Disney+ Introduces Yet Another Price Hike
Amid a decline in its subscriber base, Disney is implementing price increases for its online streaming services, marking its second price hike within a year. The initial increase in subscription fees for offerings like Disney+ and Hulu occurred in October of the previous year.
In addition, Disney is introducing a new ad-free bundle of Disney+ and Hulu for $19.99 per month, while the ad-supported tiers for both services will remain at $7.99 per month. These new prices will take effect from October 12.
Over the past three months, Disney+ experienced a slight decrease in its domestic subscriber base in the U.S. and Canada, from 46.3 million to 46.0 million. The most significant subscriber drop occurred in India, where Disney+Hotstar went from 52.9 million paid users to 40.4 million due to losing the digital rights to stream the Indian Premier League (IPL) cricket tournament. Competing against this, Reliance-owned JioCinema offered free streaming of the IPL to attract users.
CEO Bob Iger acknowledged the Hotstar subscriber decline but indicated that it does not significantly impact the company's overall direct-to-consumer financial results, as the service in India generates lower revenue per user than the core Disney+ service.
Iger also highlighted the expansion of the ad-supported service to more countries, including Canada and Europe, beginning November 1st. He mentioned that a new ad-free bundled subscription plan featuring Disney+ and Hulu will be introduced in the U.S.
The revised pricing for Disney's streaming services is as follows:
Disney+ (ad-free): $13.99 per month, up from $10.99 per month
Hulu (ad-free): $17.99 per month, up from $14.99 per month
ESPN+ (with ads): $10.99 per month, up from $9.99 per month
Disney+, Hulu, and ESPN+ (all ad-supported): $14.99 per month, up from $12.99 per month
Disney+ (ad-free), Hulu (ad-free), and ESPN+ (with ads): $24.99 per month, up from $19.99 per month
Yesterday, Disney unveiled a $2 billion agreement with Penn Entertainment, a move that will lead to the rebranding of its sportsbook as ESPN Bet. Additionally, CEO Bob Iger mentioned that the company is actively seeking digital distribution and technology partners to enable the direct-to-consumer availability of ESPN.
Iger stated, "The shift to bringing our flagship ESPN channels directly to consumers is not a matter of if but when. Our team is diligently examining all aspects of this decision, including pricing and timing. It's noteworthy that despite the increasing trend of cord-cutting, ratings on ESPN's primary linear channel are on the rise."
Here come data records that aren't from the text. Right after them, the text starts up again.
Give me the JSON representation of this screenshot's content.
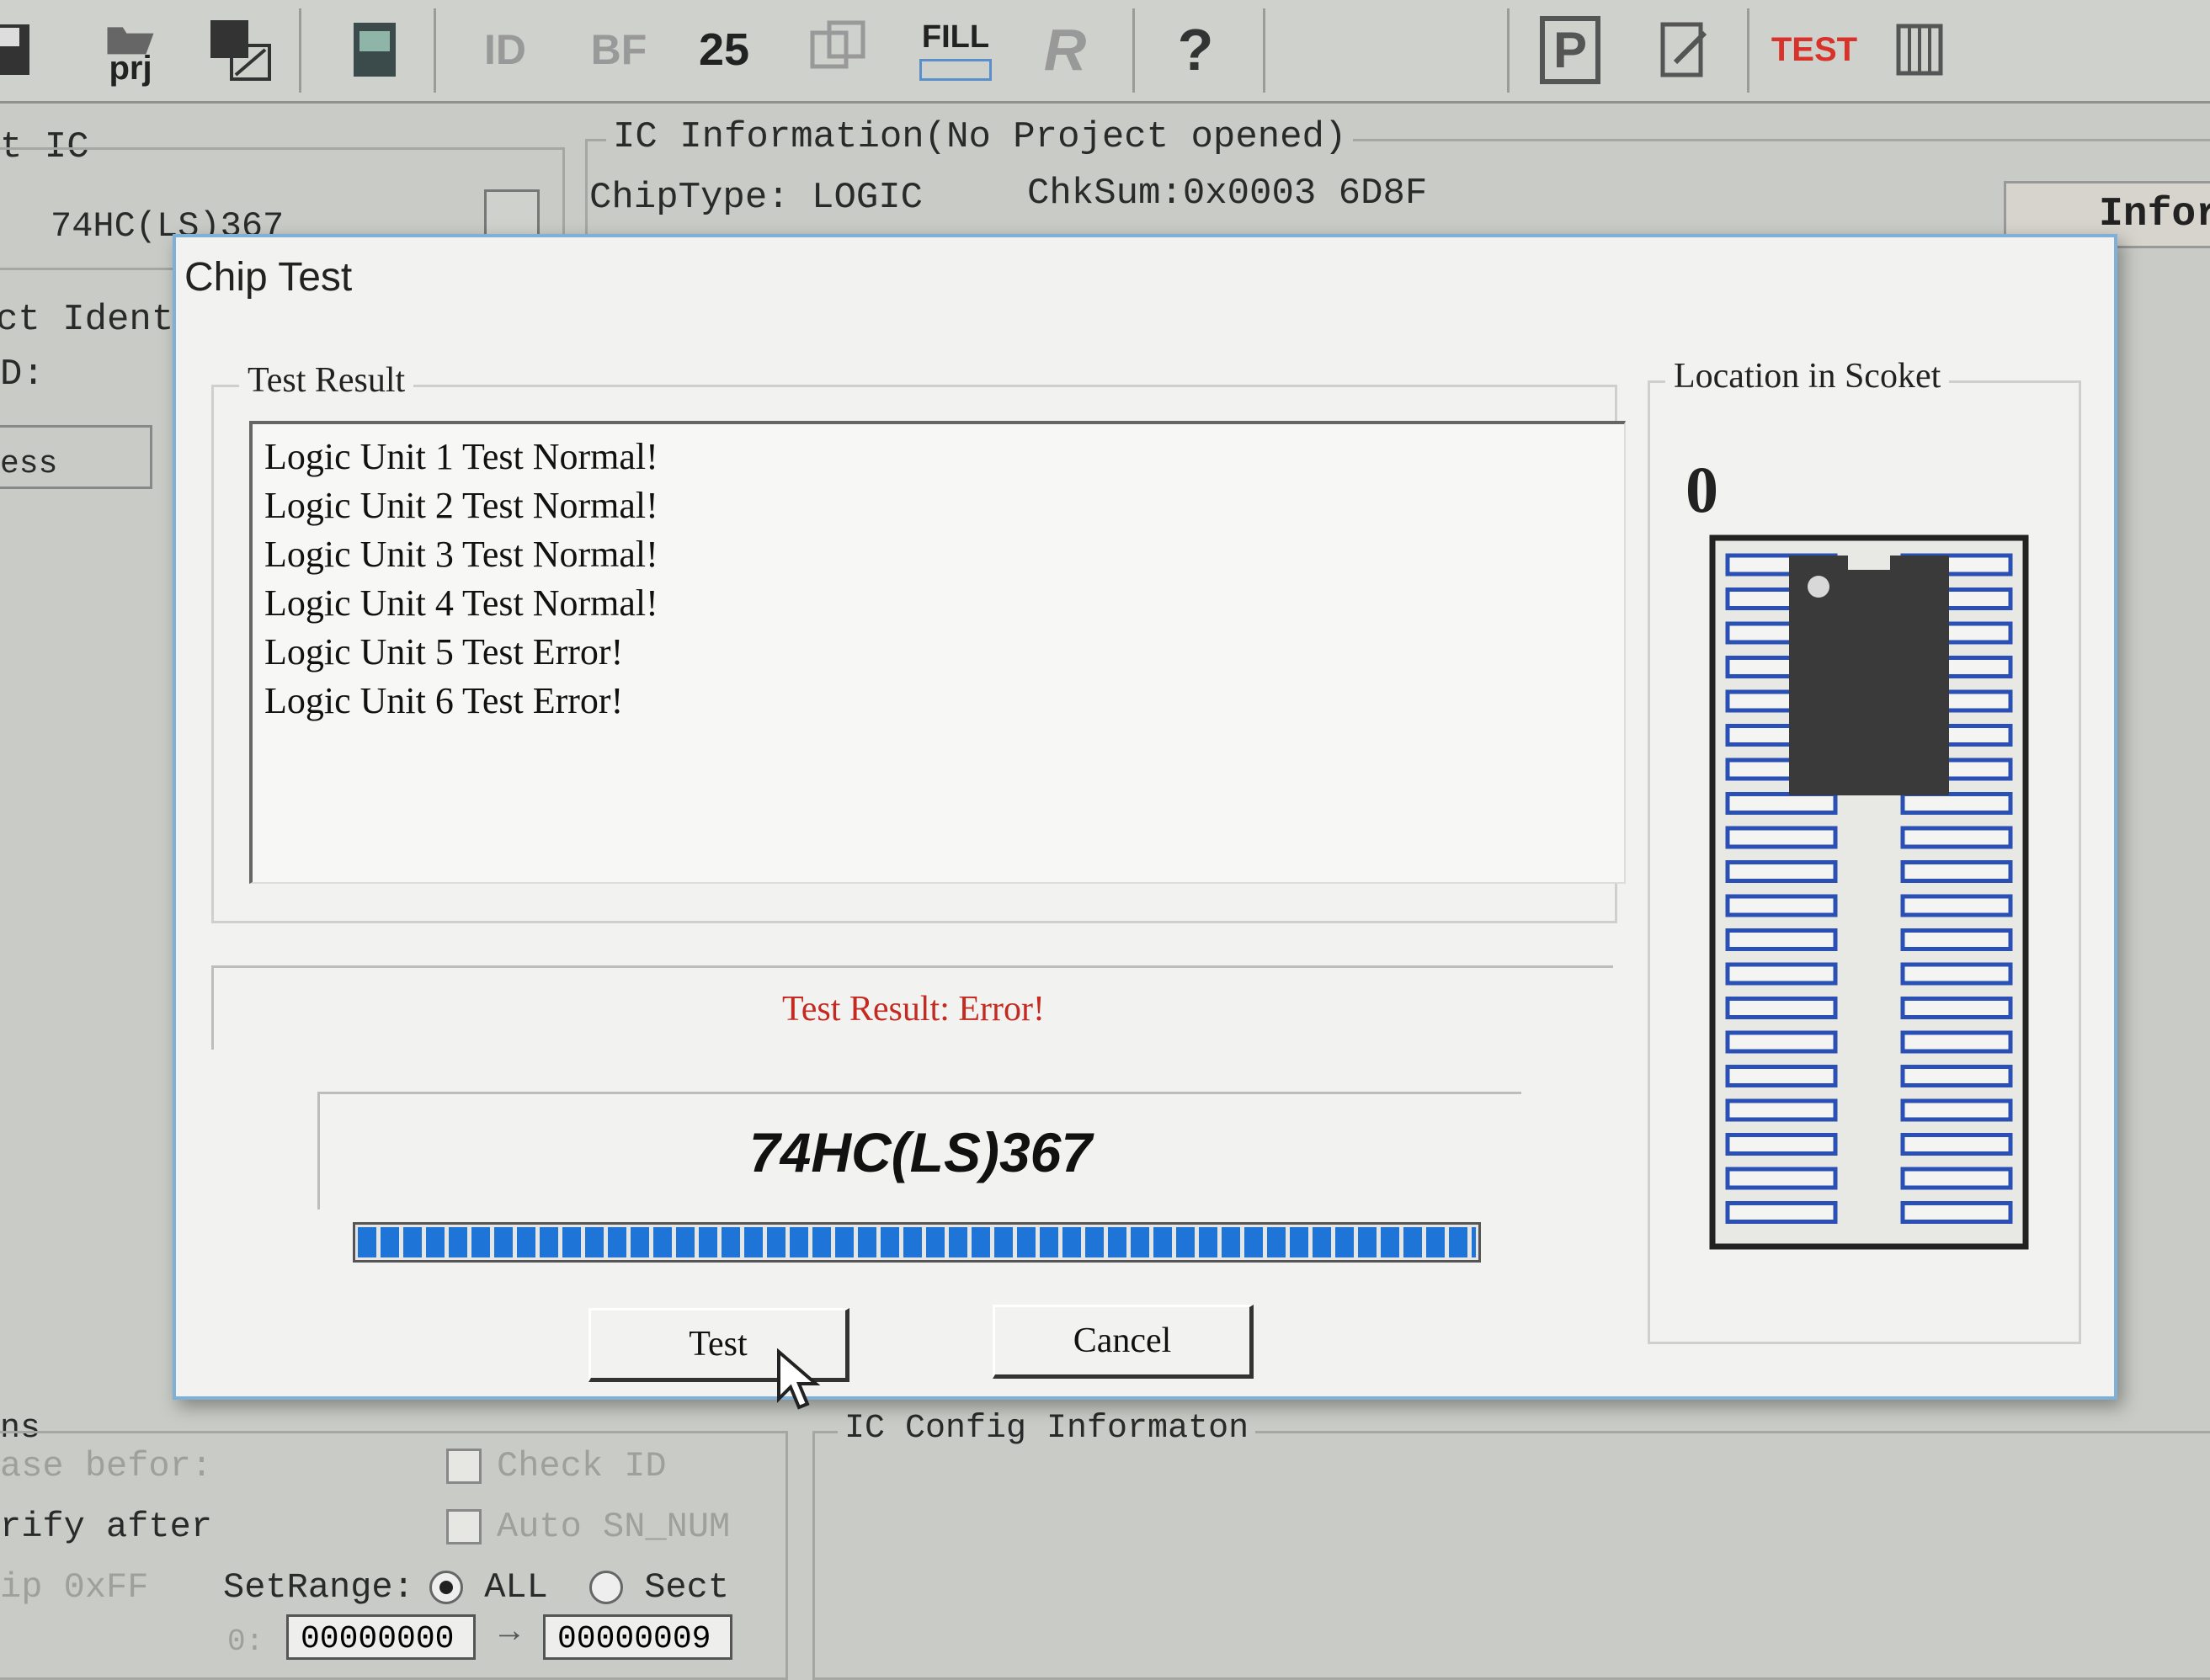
{
  "toolbar": {
    "prj_label": "prj",
    "fill_label": "FILL",
    "test_label": "TEST",
    "items": [
      "save-icon",
      "open-project-icon",
      "save-project-icon",
      "memory-icon",
      "read-id-icon",
      "blank-check-icon",
      "erase-icon",
      "verify-icon",
      "fill-icon",
      "read-icon",
      "help-icon",
      "program-icon",
      "edit-icon",
      "test-icon",
      "chip-icon"
    ]
  },
  "bg": {
    "select_ic_legend": "t IC",
    "ic_select_value": "74HC(LS)367",
    "ic_info_legend": "IC Information(No Project opened)",
    "chip_type": "ChipType: LOGIC",
    "checksum": "ChkSum:0x0003 6D8F",
    "product_ident": "ct Ident:",
    "id_label": "D:",
    "address_label": "ess",
    "info_tab": "Infor",
    "options_legend": "ns",
    "erase_before": "ase befor:",
    "verify_after": "rify after",
    "skip_ff": "ip 0xFF",
    "check_id": "Check ID",
    "auto_sn": "Auto SN_NUM",
    "set_range": "SetRange:",
    "range_all": "ALL",
    "range_sect": "Sect",
    "range_prefix": "0:",
    "range_start": "00000000",
    "range_end": "00000009",
    "config_legend": "IC Config Informaton"
  },
  "dialog": {
    "title": "Chip Test",
    "result_legend": "Test Result",
    "results": [
      "Logic Unit 1 Test Normal!",
      "Logic Unit 2 Test Normal!",
      "Logic Unit 3 Test Normal!",
      "Logic Unit 4 Test Normal!",
      "Logic Unit 5 Test Error!",
      "Logic Unit 6 Test Error!"
    ],
    "summary": "Test Result: Error!",
    "chip_name": "74HC(LS)367",
    "progress": 1.0,
    "test_button": "Test",
    "cancel_button": "Cancel",
    "socket_legend": "Location in Scoket",
    "socket_digit": "0"
  },
  "colors": {
    "error_text": "#c42a22",
    "progress_fill": "#1f74d8",
    "socket_pin": "#2a4fb5"
  }
}
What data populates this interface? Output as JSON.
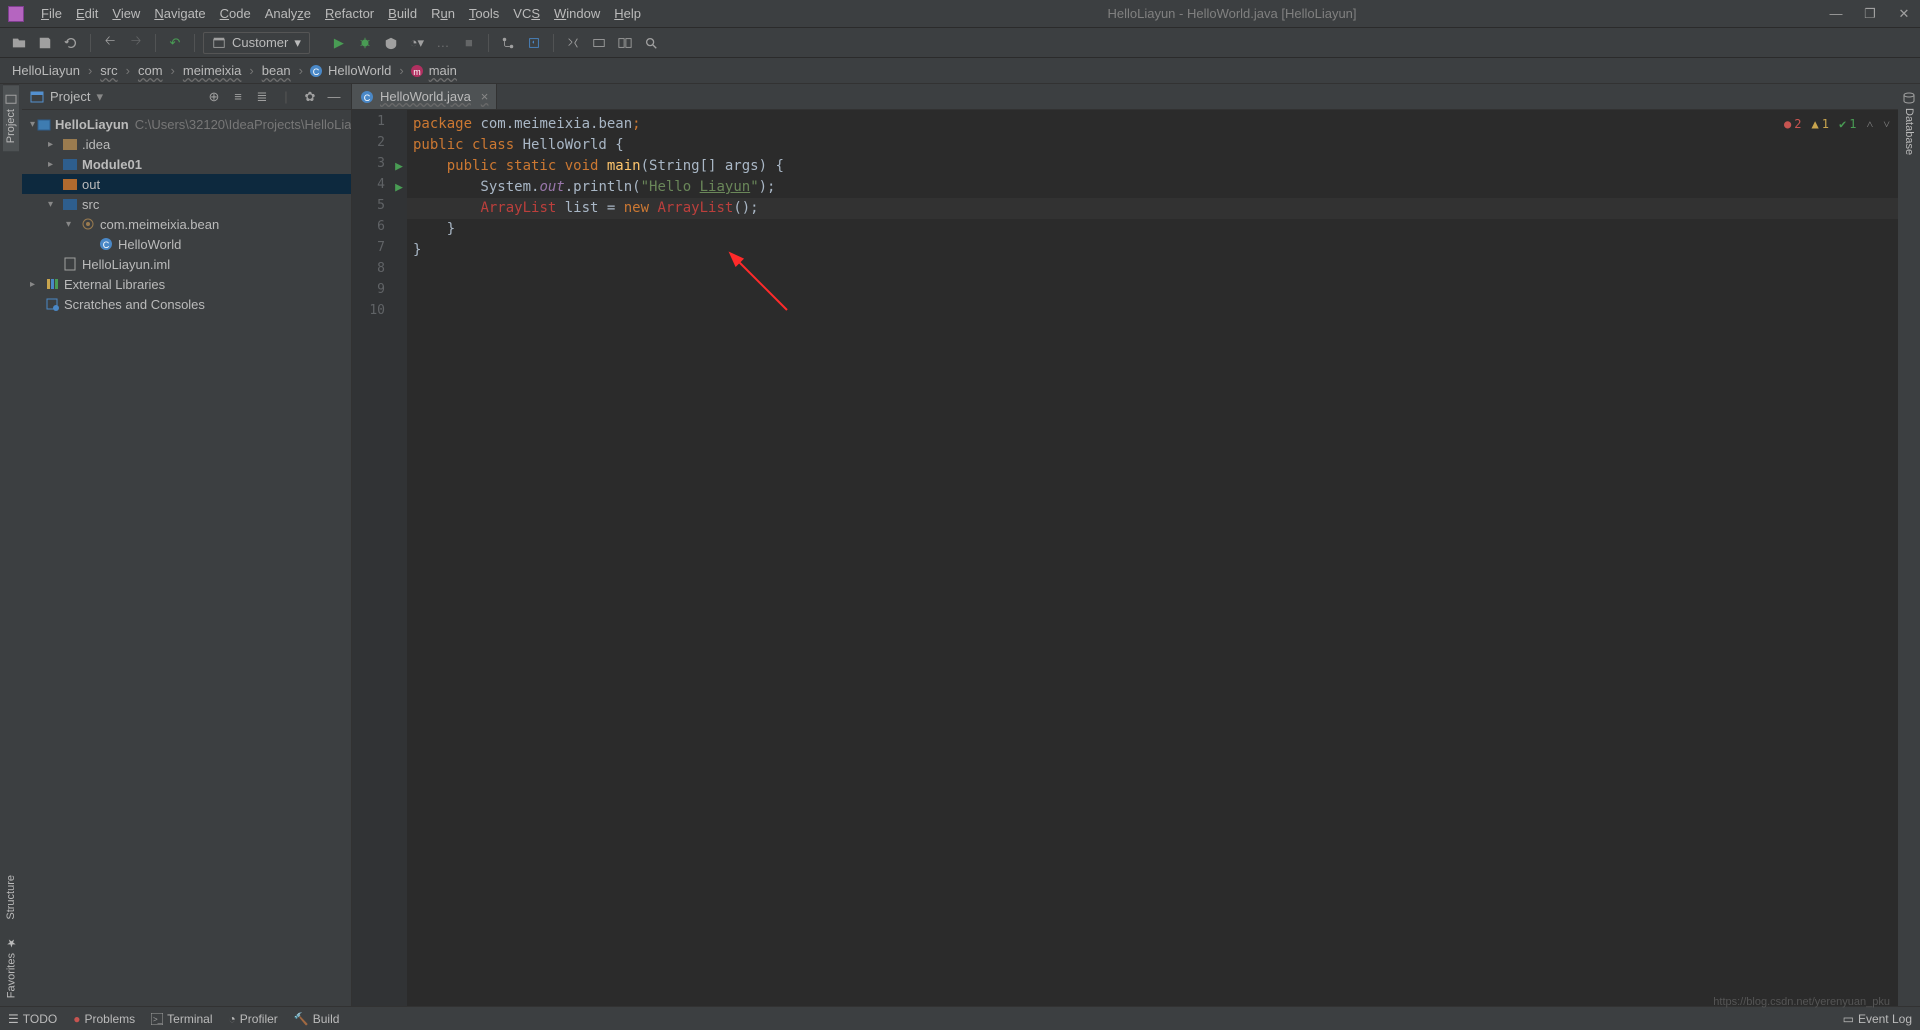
{
  "window": {
    "title": "HelloLiayun - HelloWorld.java [HelloLiayun]"
  },
  "menu": [
    "File",
    "Edit",
    "View",
    "Navigate",
    "Code",
    "Analyze",
    "Refactor",
    "Build",
    "Run",
    "Tools",
    "VCS",
    "Window",
    "Help"
  ],
  "toolbar": {
    "run_config": "Customer"
  },
  "breadcrumbs": [
    {
      "label": "HelloLiayun",
      "wavy": false
    },
    {
      "label": "src",
      "wavy": true
    },
    {
      "label": "com",
      "wavy": true
    },
    {
      "label": "meimeixia",
      "wavy": true
    },
    {
      "label": "bean",
      "wavy": true
    },
    {
      "label": "HelloWorld",
      "wavy": false,
      "icon": "class"
    },
    {
      "label": "main",
      "wavy": true,
      "icon": "method"
    }
  ],
  "project_panel": {
    "title": "Project",
    "tree": [
      {
        "indent": 0,
        "arrow": "▾",
        "icon": "module",
        "label": "HelloLiayun",
        "bold": true,
        "hint": "C:\\Users\\32120\\IdeaProjects\\HelloLia"
      },
      {
        "indent": 1,
        "arrow": "▸",
        "icon": "folder",
        "label": ".idea"
      },
      {
        "indent": 1,
        "arrow": "▸",
        "icon": "folder-blue",
        "label": "Module01",
        "bold": true
      },
      {
        "indent": 1,
        "arrow": "",
        "icon": "folder-orange",
        "label": "out",
        "selected": true
      },
      {
        "indent": 1,
        "arrow": "▾",
        "icon": "folder-blue",
        "label": "src"
      },
      {
        "indent": 2,
        "arrow": "▾",
        "icon": "package",
        "label": "com.meimeixia.bean"
      },
      {
        "indent": 3,
        "arrow": "",
        "icon": "class",
        "label": "HelloWorld"
      },
      {
        "indent": 1,
        "arrow": "",
        "icon": "file",
        "label": "HelloLiayun.iml"
      },
      {
        "indent": 0,
        "arrow": "▸",
        "icon": "libs",
        "label": "External Libraries"
      },
      {
        "indent": 0,
        "arrow": "",
        "icon": "scratches",
        "label": "Scratches and Consoles"
      }
    ]
  },
  "tabs": [
    {
      "label": "HelloWorld.java",
      "icon": "class"
    }
  ],
  "editor": {
    "lines": [
      {
        "n": 1,
        "run": false,
        "tokens": [
          [
            "kw",
            "package "
          ],
          [
            "txt",
            "com.meimeixia.bean"
          ],
          [
            "kw",
            ";"
          ]
        ]
      },
      {
        "n": 2,
        "run": false,
        "tokens": [
          [
            "txt",
            ""
          ]
        ]
      },
      {
        "n": 3,
        "run": true,
        "tokens": [
          [
            "kw",
            "public class "
          ],
          [
            "cls",
            "HelloWorld "
          ],
          [
            "txt",
            "{"
          ]
        ]
      },
      {
        "n": 4,
        "run": true,
        "tokens": [
          [
            "txt",
            "    "
          ],
          [
            "kw",
            "public static void "
          ],
          [
            "fn",
            "main"
          ],
          [
            "txt",
            "(String[] args) {"
          ]
        ]
      },
      {
        "n": 5,
        "run": false,
        "tokens": [
          [
            "txt",
            "        System."
          ],
          [
            "field",
            "out"
          ],
          [
            "txt",
            ".println("
          ],
          [
            "str",
            "\"Hello "
          ],
          [
            "str und",
            "Liayun"
          ],
          [
            "str",
            "\""
          ],
          [
            "txt",
            ");"
          ]
        ]
      },
      {
        "n": 6,
        "run": false,
        "tokens": [
          [
            "txt",
            ""
          ]
        ]
      },
      {
        "n": 7,
        "run": false,
        "highlight": true,
        "tokens": [
          [
            "txt",
            "        "
          ],
          [
            "err",
            "ArrayList"
          ],
          [
            "txt",
            " list "
          ],
          [
            "txt",
            "= "
          ],
          [
            "kw",
            "new "
          ],
          [
            "err",
            "ArrayList"
          ],
          [
            "txt",
            "();"
          ]
        ]
      },
      {
        "n": 8,
        "run": false,
        "tokens": [
          [
            "txt",
            "    }"
          ]
        ]
      },
      {
        "n": 9,
        "run": false,
        "tokens": [
          [
            "txt",
            "}"
          ]
        ]
      },
      {
        "n": 10,
        "run": false,
        "tokens": [
          [
            "txt",
            ""
          ]
        ]
      }
    ]
  },
  "inspections": {
    "errors": "2",
    "warnings": "1",
    "hints": "1"
  },
  "left_strip": {
    "project": "Project",
    "structure": "Structure",
    "favorites": "Favorites"
  },
  "right_strip": {
    "database": "Database"
  },
  "status": {
    "todo": "TODO",
    "problems": "Problems",
    "terminal": "Terminal",
    "profiler": "Profiler",
    "build": "Build",
    "eventlog": "Event Log"
  },
  "watermark": "https://blog.csdn.net/yerenyuan_pku"
}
While Disney's revenue experienced a 4% year-on-year growth, reaching $22.33 billion, it slightly fell short of Wall Street's projected figure of $22.53 billion for the quarter ending in June.